Starve the Beast

Looks like more and more Americans are cutting the cord. Four hundred thousand since the start of the year. We did it two and a half years ago and have not missed it. Les Jones is a cord cutter too, and is still getting basic channels because he’s a cable internet customer. I have a FiOS for Business circuit which powers the blog and my home office, but no TV service. When I cut the cord, I didn’t think it was worth 100 bucks a month. Now I don’t think it’s worth 50.

9 Responses to “Starve the Beast”

  1. Todd G says:

    I would if I could get Fox News broadcast feed any other way. Anyone know an alternative way to get FN??? They stream some bits but not the main programs.

  2. Bitter says:

    I admit that I am a little irritated we can’t watch the Olympics streaming events because we cut the cord. But, I agree that it’s not worth it over the long term.

    I should add that it’s the first time I’ve ever been frustrated by the lack of cable.

  3. Heather from AK says:

    I’m pretty sure we’re going to cut the cord when our “year of discounts” is up come Christmas.

  4. Resist says:

    Now if we could just get more people to cut the cord with the IRS.

  5. HerrBGone says:

    I cut the cord something like fifteen years ago. (Middle of Babylon 5’s fifth season whenever that was…) Haven’t really missed it.

  6. Skippy says:

    I cut the cord about a year ago. I occasionally miss it- I’d like to watch more of the olympics, and occasional other sporting events, but it’s not worth $1000/yr.

    The thing is I’d be willing to pay plenty for those events if we’d unbundle them. The current TV model is a relic of analog television networks, and it’s no longer relevant or necessary in the modern era of streaming video. Instead, the media corporations have become cartels that maintain tight control over their product, trying to squeeze every last dime out of a fading business model instead of giving in to market demand.

    The MPAA and RIAA like to blame piracy for their ills. I doubt the cable networks are far behind. In truth, they aren’t offering the convenience and the service the modern consumer demands, so many turn to alternative sources to get what they want. The RIAA begrudgingly gave in to online music downloads. With more people looking for ways to trim their budgets and realizing that pay TV just isn’t worth it, maybe finally the cable companies will start to get with the program.

  7. John A says:

    I have been Internet-only for perhaps ten years, even “basic” package is too much money for me.

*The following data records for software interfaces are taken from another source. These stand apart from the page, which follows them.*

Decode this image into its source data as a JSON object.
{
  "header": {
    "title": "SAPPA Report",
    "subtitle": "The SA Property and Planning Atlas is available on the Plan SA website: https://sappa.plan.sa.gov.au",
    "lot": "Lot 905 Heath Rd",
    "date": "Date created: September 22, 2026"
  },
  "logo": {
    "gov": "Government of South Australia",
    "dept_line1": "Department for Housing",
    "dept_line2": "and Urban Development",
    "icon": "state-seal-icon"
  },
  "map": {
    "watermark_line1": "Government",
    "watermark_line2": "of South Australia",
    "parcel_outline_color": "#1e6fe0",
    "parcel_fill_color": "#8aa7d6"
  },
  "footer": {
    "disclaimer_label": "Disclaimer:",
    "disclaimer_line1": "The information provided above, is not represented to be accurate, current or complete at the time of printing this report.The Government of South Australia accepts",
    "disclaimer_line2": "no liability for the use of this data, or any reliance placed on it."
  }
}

    But I watch television shows. Not much of the “premium” (HBO, CineMax, SHO, etc), true, but a number of “over-the-air” entertainment shows are available a few hours after broadcast. Including some non-US shows such as “Vera,” a non-BBC show acout an Inspector in the police, and “the Listener” about a partial-telepath (!) working with Vancouver police, and 13 years worth of a show rhat recently ended “Blue Heelers” about rural/suburban police in Australia.

    I suppose if Usenet dies I will have to get some more limited substitute. I have heard some (Roku??) are fairly cheap per month.

  8. chris says:

    I’ve tried to deal with the asswipes at directv about trading the stuff I don’t watch for a deal on the 20 or so channels I watch. They put channels like Discovery & History channels in the top tier group so it’s $80.00 a month for the stuff I watch I offered to trade them all the sports, religion, shopping, foreign language, baby, cnn & the rest of this ilk for the stuff I want. They tell me Oh! so sorry but we don’t offer anything ala cart. What about Playboy & the other porno channels I ask. I can buy those singly & by the hour if I want. Somehow they don’t have an answer for that. They don’t make those decisions.

    • Skippy says:

      Call and say you want to end your directv service. You’ll be bounced to some specialist who’s job is to keep you from cutting the cord. They’ll offer you all sorts of deals. You may be able to negotiate with this person.

      I had to run the gauntlet of special offers to be permitted to end my service. You might stand a chance of getting what you want with this gambit, but they might call your bluff, too.